How 'dark pools' can help public stock markets

February 3, 2014

A "dark pool" may sound like a mysterious water source or an untapped oil well. In reality, it's a finance term: Dark pools are privately run stock markets that do not show participants' orders to the public before trades ...

Information leaks help US traders turn a fat profit

May 10, 2016

Research into trading in US stock and bond markets suggests that some traders might be making a significant profit from information leaks.The study indicates that accessing private information about macroeconomic fundamentals ...

Insurer market power lowers providers' prices

September 21, 2017

(HealthDay)—Insurers have the bargaining power to reduce provider prices in highly concentrated provider markets, according to a report published in the September issue of Health Affairs.

US imposes new rules on high-speed traders

July 26, 2011

US regulators on Tuesday announced new rules aimed at shedding light on the secretive industry of computerized high-speed trading, which has been blamed for destabilizing financial markets.

Insider trading study shows stronger enforcement

October 23, 2014

The first major study of the enforcement of Australia's insider trading laws has shown the number of insider trading cases brought by the Australian Securities and Investment Commission (ASIC) is increasing, and the regulator ...

Recommended for you

Scientists solve mystery shrouding oldest animal fossils

March 25, 2019

Scientists from The Australian National University (ANU) have discovered that 558 million-year-old Dickinsonia fossils do not reveal all of the features of the earliest known animals, which potentially had mouths and guts.

Earth's deep mantle flows dynamically

March 25, 2019

As ancient ocean floors plunge over 1,000 km into the Earth's deep interior, they cause hot rock in the lower mantle to flow much more dynamically than previously thought, finds a new UCL-led study.
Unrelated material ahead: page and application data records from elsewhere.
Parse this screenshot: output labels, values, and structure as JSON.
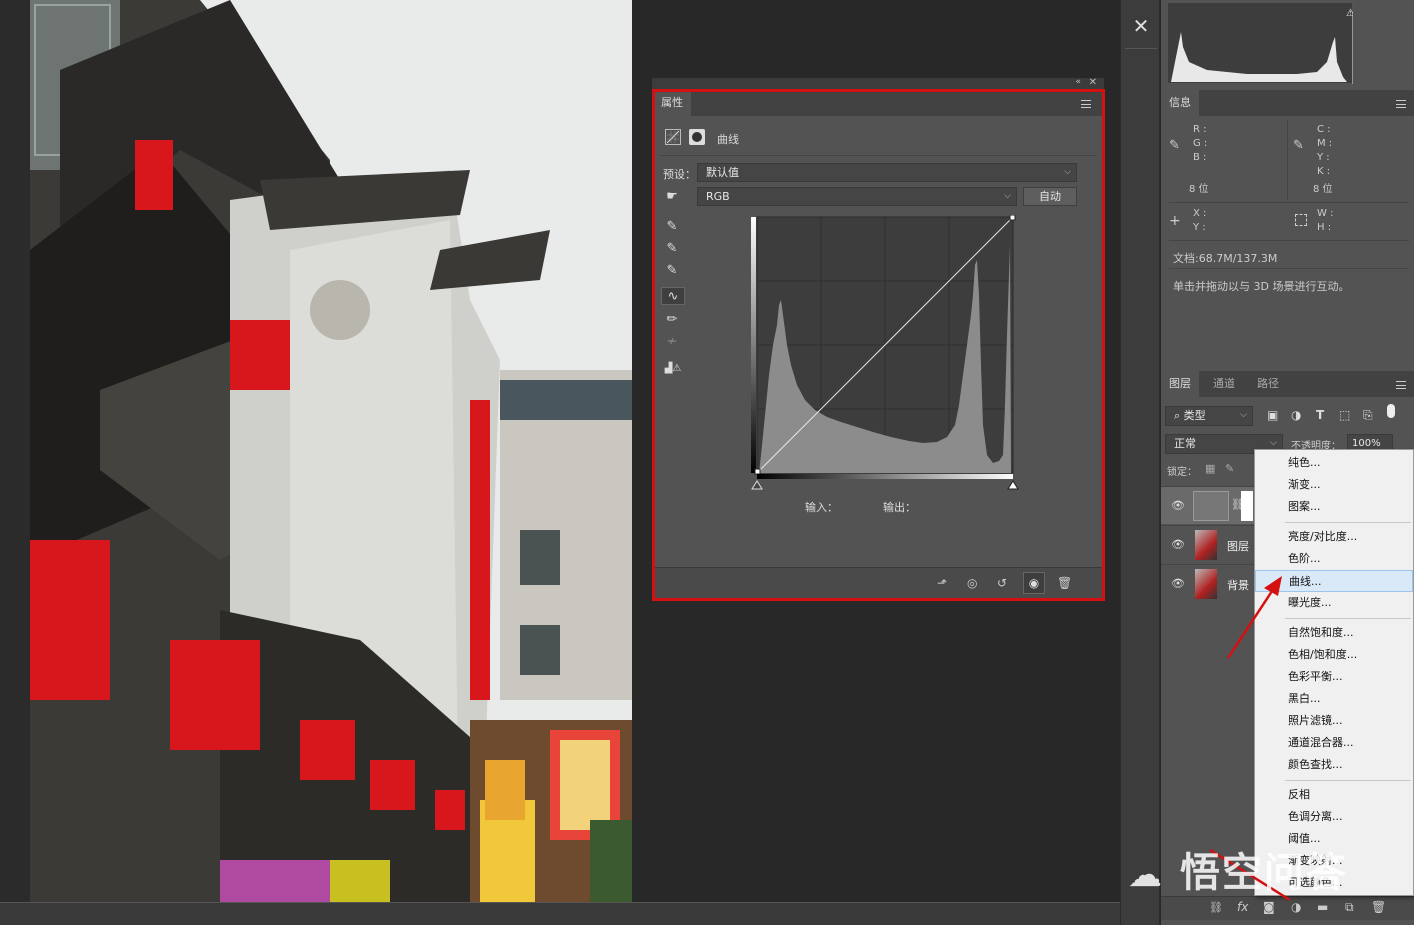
{
  "properties_panel": {
    "tab_label": "属性",
    "adjustment_title": "曲线",
    "preset_label": "预设：",
    "preset_value": "默认值",
    "channel_value": "RGB",
    "auto_button": "自动",
    "input_label": "输入：",
    "output_label": "输出："
  },
  "info_panel": {
    "tab_label": "信息",
    "rgb_labels": [
      "R :",
      "G :",
      "B :"
    ],
    "cmyk_labels": [
      "C :",
      "M :",
      "Y :",
      "K :"
    ],
    "bit_left": "8 位",
    "bit_right": "8 位",
    "xy_labels": [
      "X :",
      "Y :"
    ],
    "wh_labels": [
      "W :",
      "H :"
    ],
    "doc_size": "文档:68.7M/137.3M",
    "hint": "单击并拖动以与 3D 场景进行互动。"
  },
  "layers_panel": {
    "tabs": [
      "图层",
      "通道",
      "路径"
    ],
    "filter_value": "类型",
    "blend_mode": "正常",
    "opacity_label": "不透明度：",
    "opacity_value": "100%",
    "lock_label": "锁定：",
    "layers": [
      {
        "name": ""
      },
      {
        "name": "图层"
      },
      {
        "name": "背景"
      }
    ]
  },
  "adjustment_menu": {
    "group1": [
      "纯色...",
      "渐变...",
      "图案..."
    ],
    "group2": [
      "亮度/对比度...",
      "色阶...",
      "曲线...",
      "曝光度..."
    ],
    "group3": [
      "自然饱和度...",
      "色相/饱和度...",
      "色彩平衡...",
      "黑白...",
      "照片滤镜...",
      "通道混合器...",
      "颜色查找..."
    ],
    "group4": [
      "反相",
      "色调分离...",
      "阈值...",
      "渐变映射...",
      "可选颜色..."
    ],
    "highlighted": "曲线..."
  },
  "watermark": "悟空问答",
  "colors": {
    "highlight_red": "#d41010",
    "panel_gray": "#535353",
    "menu_bg": "#f0f0f0"
  }
}
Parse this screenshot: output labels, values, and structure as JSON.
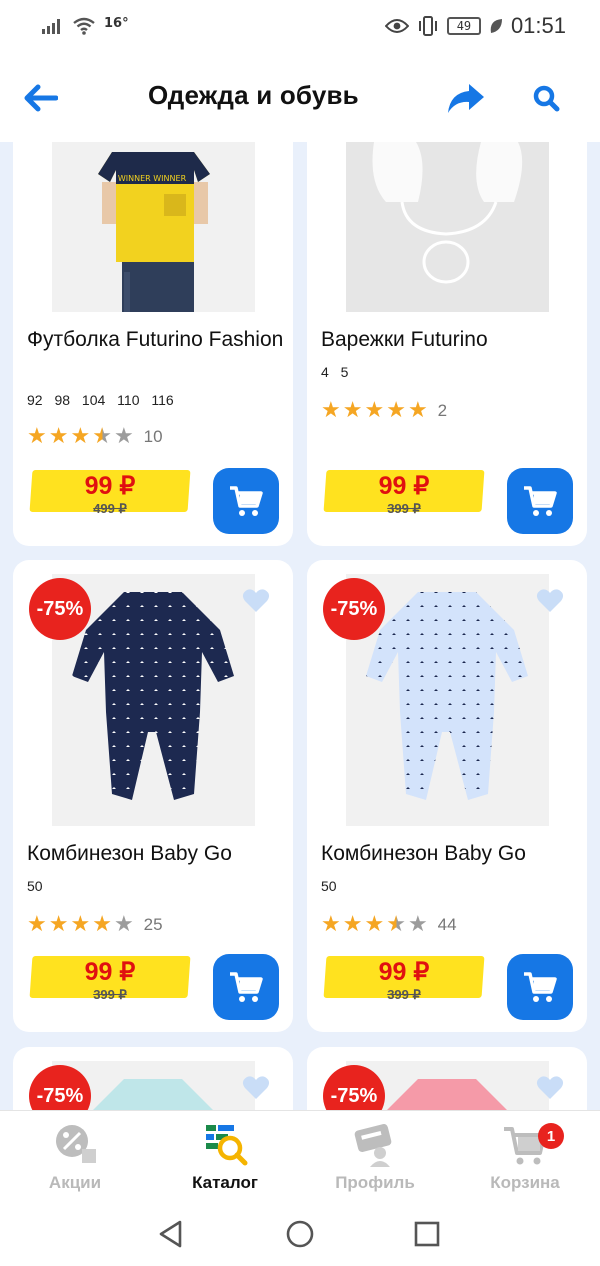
{
  "status_bar": {
    "temperature": "16°",
    "battery": "49",
    "time": "01:51"
  },
  "header": {
    "title": "Одежда и обувь",
    "back_icon": "arrow-left-icon",
    "share_icon": "share-arrow-icon",
    "search_icon": "search-icon"
  },
  "colors": {
    "accent_blue": "#1677e5",
    "price_red": "#e01010",
    "price_tag_yellow": "#ffe21f",
    "discount_red": "#e8231e",
    "star_gold": "#f5a623",
    "background": "#e9f0fb"
  },
  "products": [
    {
      "name": "Футболка Futurino Fashion",
      "sizes": "92 98 104 110 116",
      "rating": 3.5,
      "reviews": "10",
      "price": "99 ₽",
      "old_price": "499 ₽"
    },
    {
      "name": "Варежки Futurino",
      "sizes": "4 5",
      "rating": 5,
      "reviews": "2",
      "price": "99 ₽",
      "old_price": "399 ₽"
    },
    {
      "name": "Комбинезон Baby Go",
      "sizes": "50",
      "rating": 4,
      "reviews": "25",
      "price": "99 ₽",
      "old_price": "399 ₽",
      "discount": "-75%"
    },
    {
      "name": "Комбинезон Baby Go",
      "sizes": "50",
      "rating": 3.5,
      "reviews": "44",
      "price": "99 ₽",
      "old_price": "399 ₽",
      "discount": "-75%"
    },
    {
      "discount": "-75%"
    },
    {
      "discount": "-75%"
    }
  ],
  "bottom_nav": {
    "items": [
      {
        "label": "Акции",
        "icon": "percent-tag-icon"
      },
      {
        "label": "Каталог",
        "icon": "catalog-search-icon",
        "active": true
      },
      {
        "label": "Профиль",
        "icon": "profile-card-icon"
      },
      {
        "label": "Корзина",
        "icon": "cart-icon",
        "badge": "1"
      }
    ]
  },
  "system_nav": {
    "back_icon": "triangle-back-icon",
    "home_icon": "circle-home-icon",
    "recents_icon": "square-recents-icon"
  }
}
Please sign in to add a comment. Registration is free, and takes less than a minute. Read more

Click here to reset your password.
Sign in to get notified via email when new comments are made.